**TASK**
All lines of the listing that contain "token" should be shown in full.

**RAW DATA**
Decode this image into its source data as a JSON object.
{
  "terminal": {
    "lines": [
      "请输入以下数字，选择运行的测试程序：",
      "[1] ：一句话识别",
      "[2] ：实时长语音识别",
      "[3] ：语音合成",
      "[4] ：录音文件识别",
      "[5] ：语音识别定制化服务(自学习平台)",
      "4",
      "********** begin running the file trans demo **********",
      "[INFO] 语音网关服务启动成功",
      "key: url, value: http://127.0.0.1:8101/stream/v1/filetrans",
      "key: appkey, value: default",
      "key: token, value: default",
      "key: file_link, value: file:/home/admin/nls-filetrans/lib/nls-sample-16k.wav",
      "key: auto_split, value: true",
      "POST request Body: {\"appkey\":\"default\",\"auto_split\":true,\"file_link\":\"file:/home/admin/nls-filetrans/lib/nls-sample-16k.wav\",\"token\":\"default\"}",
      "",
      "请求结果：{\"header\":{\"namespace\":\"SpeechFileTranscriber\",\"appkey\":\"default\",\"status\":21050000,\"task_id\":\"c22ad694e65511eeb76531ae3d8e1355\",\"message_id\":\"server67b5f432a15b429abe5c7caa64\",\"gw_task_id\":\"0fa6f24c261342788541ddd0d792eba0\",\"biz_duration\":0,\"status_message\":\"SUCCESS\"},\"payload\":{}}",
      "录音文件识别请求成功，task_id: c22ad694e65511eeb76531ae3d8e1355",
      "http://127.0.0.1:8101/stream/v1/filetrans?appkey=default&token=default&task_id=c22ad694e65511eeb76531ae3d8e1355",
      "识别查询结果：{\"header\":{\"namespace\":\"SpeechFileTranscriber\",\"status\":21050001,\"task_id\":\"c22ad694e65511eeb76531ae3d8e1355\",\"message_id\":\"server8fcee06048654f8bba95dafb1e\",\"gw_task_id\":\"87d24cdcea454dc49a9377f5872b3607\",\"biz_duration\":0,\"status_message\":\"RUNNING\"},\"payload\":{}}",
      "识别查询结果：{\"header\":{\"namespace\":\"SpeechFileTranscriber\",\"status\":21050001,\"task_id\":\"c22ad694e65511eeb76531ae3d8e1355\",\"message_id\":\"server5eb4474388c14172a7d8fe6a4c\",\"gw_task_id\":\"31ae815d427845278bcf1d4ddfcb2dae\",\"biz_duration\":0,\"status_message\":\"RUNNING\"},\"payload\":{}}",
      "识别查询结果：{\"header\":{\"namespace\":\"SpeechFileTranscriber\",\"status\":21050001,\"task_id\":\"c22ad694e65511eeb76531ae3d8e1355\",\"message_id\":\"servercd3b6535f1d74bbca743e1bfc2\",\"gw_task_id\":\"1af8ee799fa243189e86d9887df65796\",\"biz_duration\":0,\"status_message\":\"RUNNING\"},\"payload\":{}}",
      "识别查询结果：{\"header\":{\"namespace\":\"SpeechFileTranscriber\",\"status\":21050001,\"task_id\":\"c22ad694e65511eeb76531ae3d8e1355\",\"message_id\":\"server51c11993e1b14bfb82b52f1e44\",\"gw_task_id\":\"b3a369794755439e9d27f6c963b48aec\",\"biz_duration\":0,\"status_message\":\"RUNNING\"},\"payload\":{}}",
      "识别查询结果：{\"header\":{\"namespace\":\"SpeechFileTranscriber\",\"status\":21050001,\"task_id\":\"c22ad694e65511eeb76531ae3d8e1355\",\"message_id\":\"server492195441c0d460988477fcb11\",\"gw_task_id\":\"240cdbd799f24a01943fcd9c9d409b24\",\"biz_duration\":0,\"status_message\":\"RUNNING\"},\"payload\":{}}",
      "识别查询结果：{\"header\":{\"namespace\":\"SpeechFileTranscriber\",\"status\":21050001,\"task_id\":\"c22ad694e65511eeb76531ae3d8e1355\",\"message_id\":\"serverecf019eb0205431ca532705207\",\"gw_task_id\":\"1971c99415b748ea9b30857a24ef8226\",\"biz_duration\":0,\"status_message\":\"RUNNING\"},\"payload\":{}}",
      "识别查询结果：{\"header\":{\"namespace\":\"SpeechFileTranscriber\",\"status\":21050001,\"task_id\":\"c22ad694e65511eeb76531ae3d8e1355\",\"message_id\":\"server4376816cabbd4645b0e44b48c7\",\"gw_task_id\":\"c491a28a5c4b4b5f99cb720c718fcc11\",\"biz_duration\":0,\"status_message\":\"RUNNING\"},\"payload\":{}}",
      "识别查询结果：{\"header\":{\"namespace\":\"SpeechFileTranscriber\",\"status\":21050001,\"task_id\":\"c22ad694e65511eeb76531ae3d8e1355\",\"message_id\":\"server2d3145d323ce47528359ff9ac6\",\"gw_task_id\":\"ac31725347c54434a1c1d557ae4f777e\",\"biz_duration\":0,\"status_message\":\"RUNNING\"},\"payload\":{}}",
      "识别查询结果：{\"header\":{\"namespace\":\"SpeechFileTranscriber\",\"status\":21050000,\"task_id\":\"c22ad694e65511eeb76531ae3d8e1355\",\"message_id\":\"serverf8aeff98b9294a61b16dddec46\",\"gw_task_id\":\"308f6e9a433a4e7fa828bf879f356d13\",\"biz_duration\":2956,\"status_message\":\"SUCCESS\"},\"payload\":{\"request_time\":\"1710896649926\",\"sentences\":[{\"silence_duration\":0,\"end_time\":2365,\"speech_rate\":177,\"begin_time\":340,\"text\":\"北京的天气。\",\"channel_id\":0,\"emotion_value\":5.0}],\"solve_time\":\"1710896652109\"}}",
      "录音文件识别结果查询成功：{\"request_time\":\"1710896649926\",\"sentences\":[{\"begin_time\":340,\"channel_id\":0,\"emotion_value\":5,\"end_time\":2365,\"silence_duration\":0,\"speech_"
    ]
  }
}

**EXERCISE SOLUTION**
      "key: token, value: default",
      "POST request Body: {\"appkey\":\"default\",\"auto_split\":true,\"file_link\":\"file:/home/admin/nls-filetrans/lib/nls-sample-16k.wav\",\"token\":\"default\"}",
      "http://127.0.0.1:8101/stream/v1/filetrans?appkey=default&token=default&task_id=c22ad694e65511eeb76531ae3d8e1355",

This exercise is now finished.